When Stahl first met him for a quick, impromptu conversation on his presidential airplane, he was in a playful mood, grabbing her notes.

"Égalité," he joked.

Which he said would put himself and Stahl on an equal footing. But he refused to wear a microphone, which made the audio difficult.

"They call you 'Sarko the American.' Why?" Stahl asked.

"'Cause I love America. I want to be friend of America," the president replied.

"But the name?" she asked.

"I am proud of this nickname. J'aime musique Américaine," Sarkozy explained, saying he likes U.S. music.

"Elvis Presley of course," he said.

"This story will introduce you to the American people. What do you most want them to know about you?" Stahl asked.

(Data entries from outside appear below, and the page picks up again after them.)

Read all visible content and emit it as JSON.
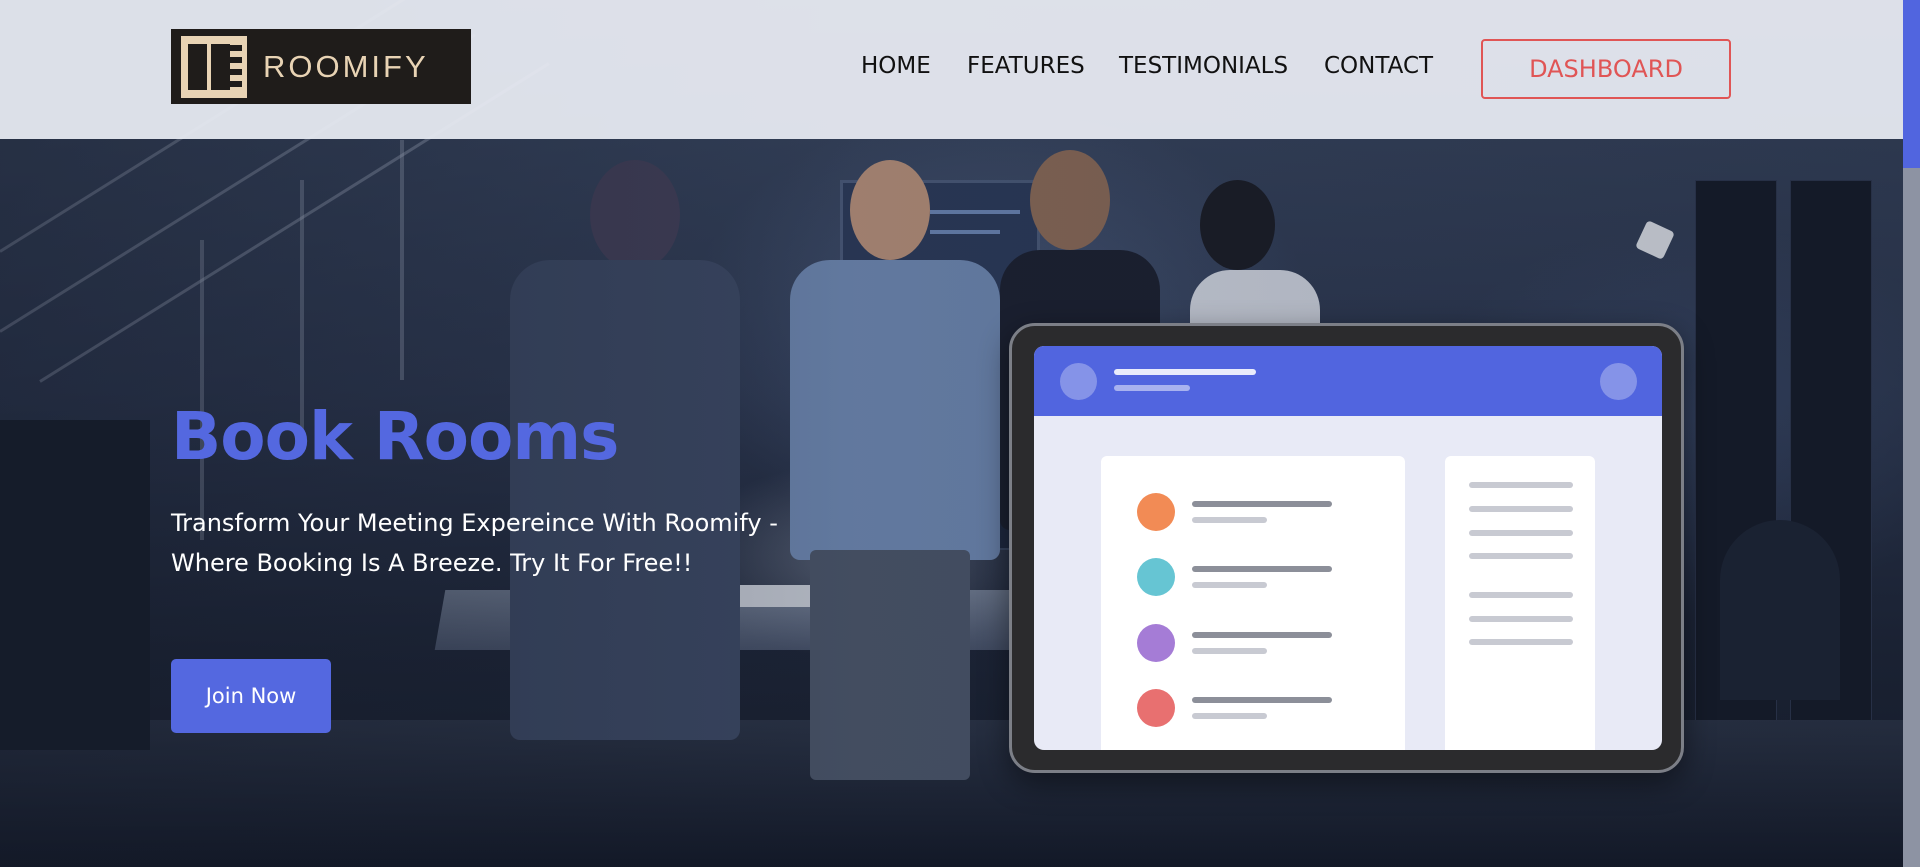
{
  "header": {
    "logo_text": "ROOMIFY",
    "nav": [
      {
        "label": "HOME",
        "id": "home"
      },
      {
        "label": "FEATURES",
        "id": "features"
      },
      {
        "label": "TESTIMONIALS",
        "id": "testimonials"
      },
      {
        "label": "CONTACT",
        "id": "contact"
      }
    ],
    "dashboard_label": "DASHBOARD"
  },
  "hero": {
    "title": "Book Rooms",
    "subtitle": "Transform Your Meeting Expereince With Roomify - Where Booking Is A Breeze. Try It For Free!!",
    "cta_label": "Join Now"
  },
  "colors": {
    "accent": "#5468e0",
    "dashboard_border": "#e05555",
    "header_bg": "#e8ebf2",
    "logo_bg": "#1f1c1a",
    "logo_fg": "#e8d3b4",
    "mockup_dots": [
      "#f28b55",
      "#66c5d3",
      "#a57cd6",
      "#e87070"
    ]
  },
  "icons": {
    "logo": "wardrobe-logo-icon"
  }
}
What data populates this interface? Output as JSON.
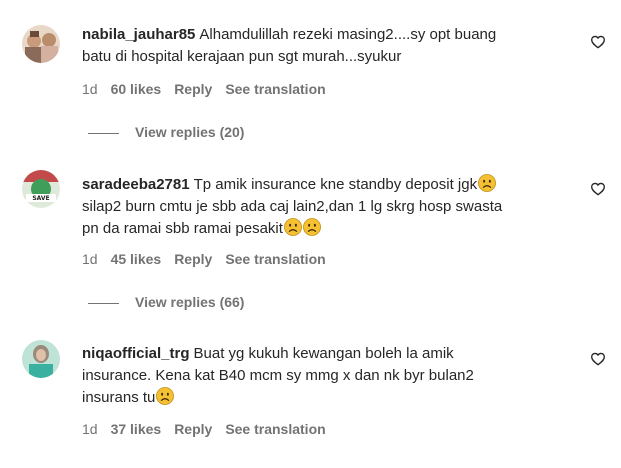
{
  "comments": [
    {
      "username": "nabila_jauhar85",
      "text_lines": [
        "Alhamdulillah rezeki masing2....sy opt buang",
        "batu di hospital kerajaan pun sgt murah...syukur"
      ],
      "time": "1d",
      "likes": "60 likes",
      "reply_label": "Reply",
      "translate_label": "See translation",
      "view_replies": "View replies (20)"
    },
    {
      "username": "saradeeba2781",
      "text_lines": [
        "Tp amik insurance kne standby deposit jgk",
        "silap2 burn cmtu je sbb ada caj lain2,dan 1 lg skrg hosp swasta",
        "pn da ramai sbb ramai pesakit"
      ],
      "time": "1d",
      "likes": "45 likes",
      "reply_label": "Reply",
      "translate_label": "See translation",
      "view_replies": "View replies (66)"
    },
    {
      "username": "niqaofficial_trg",
      "text_lines": [
        "Buat yg kukuh kewangan boleh la amik",
        "insurance. Kena kat B40 mcm sy mmg x dan nk byr bulan2",
        "insurans tu"
      ],
      "time": "1d",
      "likes": "37 likes",
      "reply_label": "Reply",
      "translate_label": "See translation"
    }
  ],
  "icons": {
    "like": "heart-outline-icon",
    "emoji": "sad-face-emoji"
  },
  "colors": {
    "text": "#262626",
    "secondary": "#737373",
    "emoji": "#f5c032"
  }
}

"I want the Americans to know that they can count on us," Sarkozy explained. "But, at the same time, we want to be free to disagree."

U.S.-French relations have been sour for decades, but in 2003 disagreement over the war in Iraq plunged them to a new low when then-President Jacques Chirac openly opposed the Bush administration. In the U.S., all things French were denigrated: their cars were smashed, their wine was dumped and their fries renamed "Freedom Fries."

"It became very heated, unpleasant at times," remembers Jean David Lévitte, France's ambassador to Washington at the time.

Now Sarkozy's national security adviser, Lévitte told 60 Minutes improving U.S. relations is a top Sarkozy priority.

"He even mentioned it in his acceptance speech the night he was elected president. Why did he go that far as to mention how much he likes America on that occasion?" Stahl asked.

"Well, because he thinks it's important. He thinks that in his campaign he had to say to the French people, 'Beware, if you elect me, I will implement this program.' And part of the program is to rebuild strong, good, friendly relations with the U.S. And I think he's succeeding magnificently," Lévitte explained.

To underscore his message, Sarkozy went so far as to spend his first vacation as president of France on a lake in New Hampshire with his family. The Bushes, nearby in Kennebunkport, invited them over for hot dogs, hamburgers and a little Franco-American bonding. But Sarkozy's personal life and his own temperament began to intrude. His wife Cecilia created an embarrassing situation when she snubbed the Bushes by pulling out of the event at the last minute.